The report adds that homes and businesses need guaranteed fast speeds for both downloads and uploads, in order to be able to benefit from new digital services, such as social services and to align business with environmental goals.
Driven by rising consumer demand for broadband services, European Union cable market revenue rose to a record high of 24 billion euros in 2018, up three percent from 23.3 billion euros in 2017.
The all-time-high revenue results were propelled by continued growth in the total number of cable Revenue Generating Units (RGUs) in the EU, according to the European Broadband Cable Yearbook offered by Cable Europe and IHS Markit Technology, now a part of Informa Tech. Regional RGUs increased by about 1 million in 2018 to reach an annual high of 121.7 million, up from 120.6 million in 2017. The majority of the RGU growth originated from the broadband sector, where consumers are continuing to add subscriptions to cable internet services.
“Carrying on the trend from 2017, broadband remained the primary growth engine for the European Union cable business in 2018, generating new RGUs and spurring the market’s revenue expansion,” said Maria Rua Aguete, Executive Director of Media, Service Providers and Platforms for IHS Markit | Technology. “European cable operators have successfully diversified their offerings into complete bundles of video, voice and internet services. This has positioned them to capitalize on the voracious consumer appetite for broadband.”
We recently shared with you a new report published by Maravedis LLC – ‘Managed Home Wi-Fi Networks for the Smart Home 2020-2025’ –. Many Broadband Forum members participated in this research, focused on managing the quality of the broadband experience in the home. Maravedis has shared an infographic summarizing key findings can be seen below:

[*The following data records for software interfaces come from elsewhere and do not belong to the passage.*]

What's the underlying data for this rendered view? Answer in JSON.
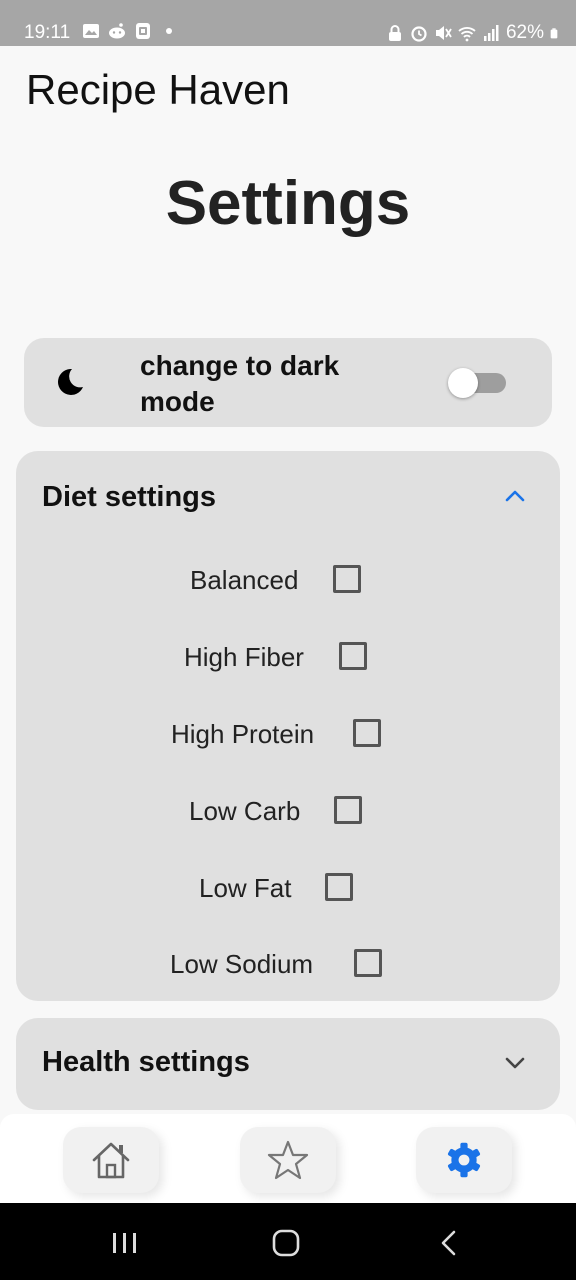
{
  "status_bar": {
    "time": "19:11",
    "battery": "62%",
    "left_icons": [
      "gallery-icon",
      "reddit-icon",
      "screenshot-icon",
      "dot-icon"
    ],
    "right_icons": [
      "lock-icon",
      "alarm-icon",
      "mute-icon",
      "wifi-icon",
      "signal-icon",
      "battery-icon"
    ]
  },
  "app": {
    "title": "Recipe Haven"
  },
  "page": {
    "title": "Settings"
  },
  "dark_mode": {
    "label": "change to dark mode",
    "enabled": false,
    "icon": "moon-icon"
  },
  "diet": {
    "title": "Diet settings",
    "expanded": true,
    "options": [
      {
        "label": "Balanced",
        "checked": false
      },
      {
        "label": "High Fiber",
        "checked": false
      },
      {
        "label": "High Protein",
        "checked": false
      },
      {
        "label": "Low Carb",
        "checked": false
      },
      {
        "label": "Low Fat",
        "checked": false
      },
      {
        "label": "Low Sodium",
        "checked": false
      }
    ]
  },
  "health": {
    "title": "Health settings",
    "expanded": false
  },
  "bottom_nav": {
    "items": [
      {
        "name": "home",
        "icon": "home-icon",
        "active": false
      },
      {
        "name": "favorites",
        "icon": "star-icon",
        "active": false
      },
      {
        "name": "settings",
        "icon": "gear-icon",
        "active": true
      }
    ]
  },
  "colors": {
    "accent": "#1a73e8",
    "card": "#e0e0e0",
    "background": "#f8f8f8",
    "status_bar": "#a6a6a6"
  }
}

While at Broadband World Forum 2019 last month, Broadband Forum CEO Robin Mersh sat down with ETI Software and The Broadband Bunch to discuss the need for service providers and vendors to collaborate and cooperate across the network ecosystem to drive agile innovation that adds services and thus revenue. The podcast also spoke with Aseem Parikh, VP of Solutions & Partnerships, Open Networking Forum (ONF).
With all the talk about NFV and SDN, the ‘Open Software & Standards, New Services, Added Revenue’ podcasts explore how these two non-profit organizations cut through the hype and are on separate but not different missions to enable service providers to deliver innovative services that will ultimately increase subscriber satisfaction and higher revenues.

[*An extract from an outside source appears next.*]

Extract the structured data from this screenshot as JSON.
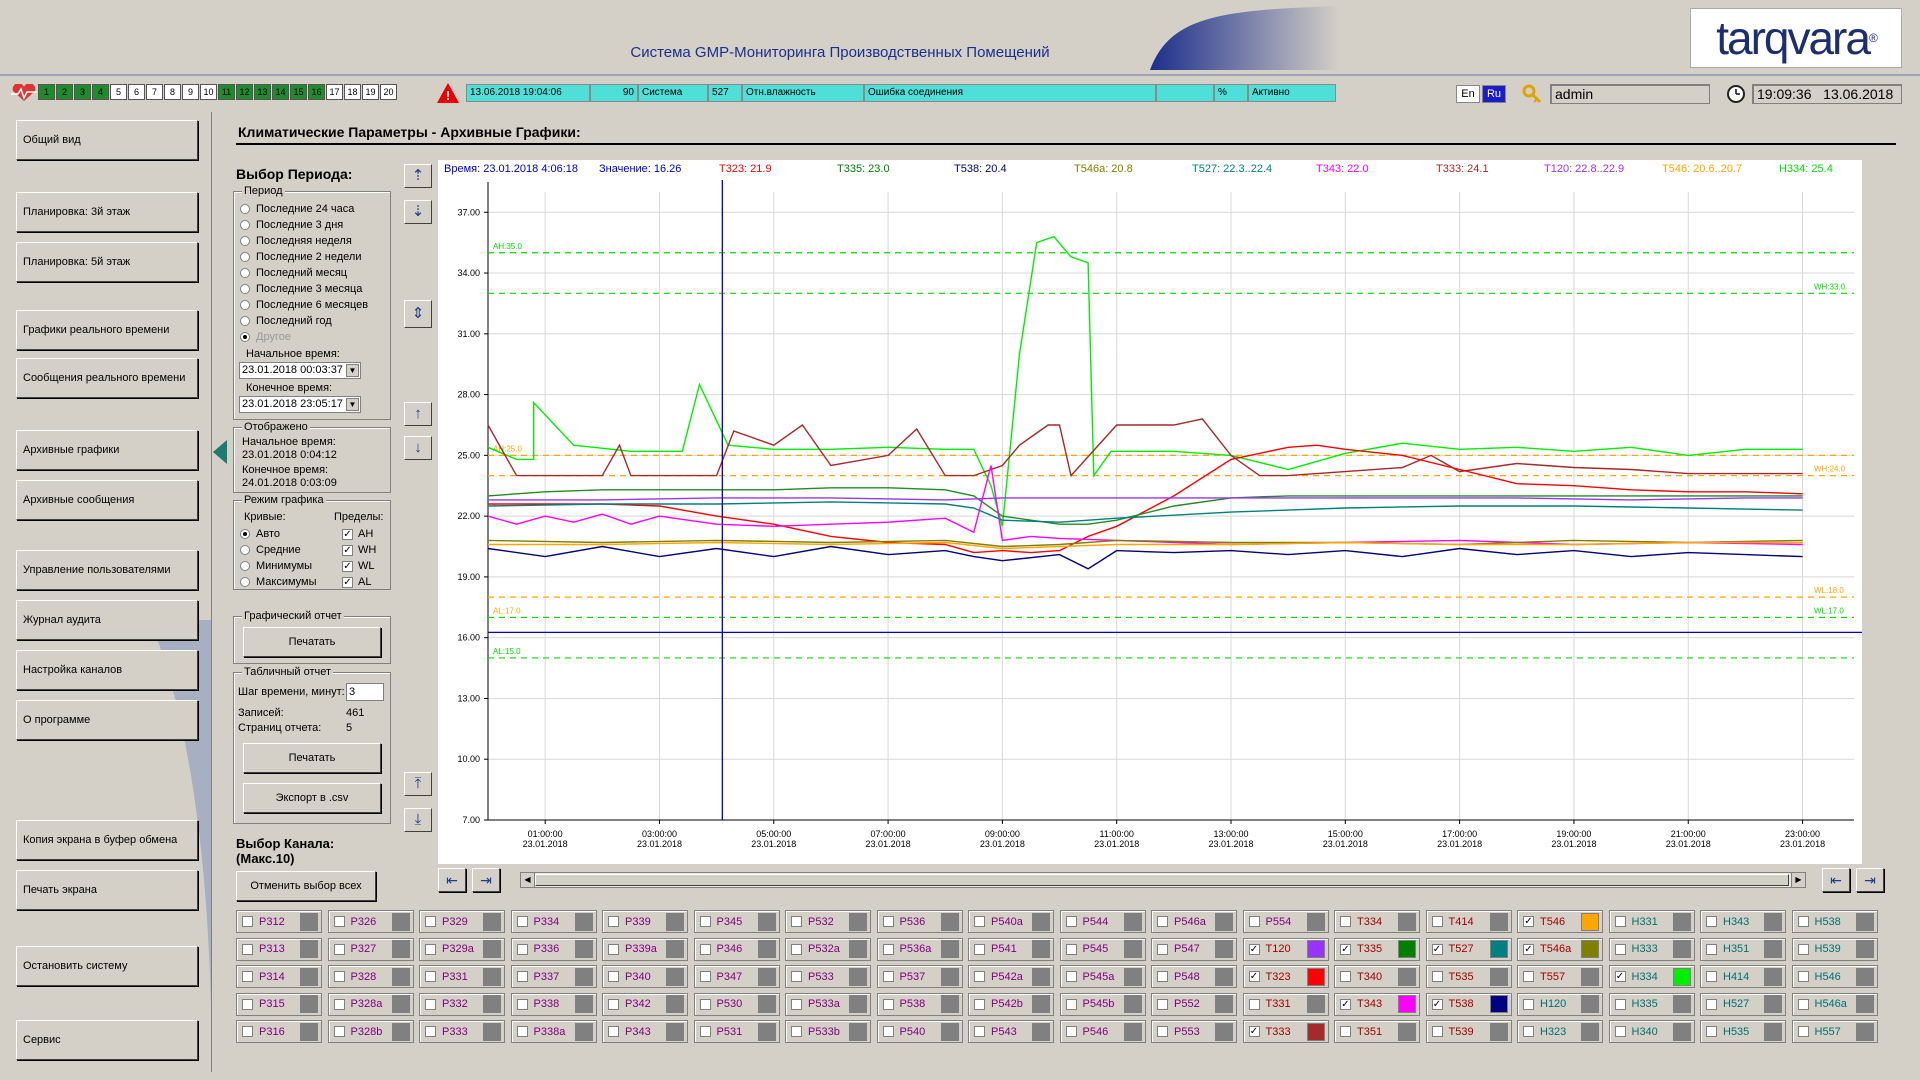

Listen to the podcast featuring Robin Mersh here: https://soundcloud.com/broadband-bunch/eti-bb-bbwf-pt3
Vendors Assemble! Broadband Forum wants YOU to participate in 5G premises project
The Broadband Forum Wireline and Wireless Convergence (WWC) Work Area is moving forward with specifying a new class of Customer Premises Equipment (CPE) – the 5G-RG. The Work Area Leaders from Deutsche Telkom, Ericsson and Juniper are offering a briefing update to Members and non-Members of the Broadband Forum to learn more about the roadmap of this important work.
The 5G-RG will be designed to specifically integrate with a 5G core by employing a 5G signaling stack and possibly providing support for devices using 3GPP procedures in the home. It may also have a fixed WAN interface, LTR or NR WAN interface or both fixed and wireless interfaces for hybrid access.
CPE vendors are encouraged to learn more and are requested to participate in the project to ensure that the specifications ultimately generated are clear in order to facilitate simple implementation and provide important input and advice in regard to technical choices.
Vendors who decide to participate will be given opportunities for downstream deployment options and networking opportunities with other vendors in the WWC ecosystem. As the work evolves, interoperability and certification options will also be explored.
The work already involves major carriers in each of the Asian, North American and European markets.
To schedule a 30-minute briefing, please reach out to firstname.lastname@example.org with your availability and time zone.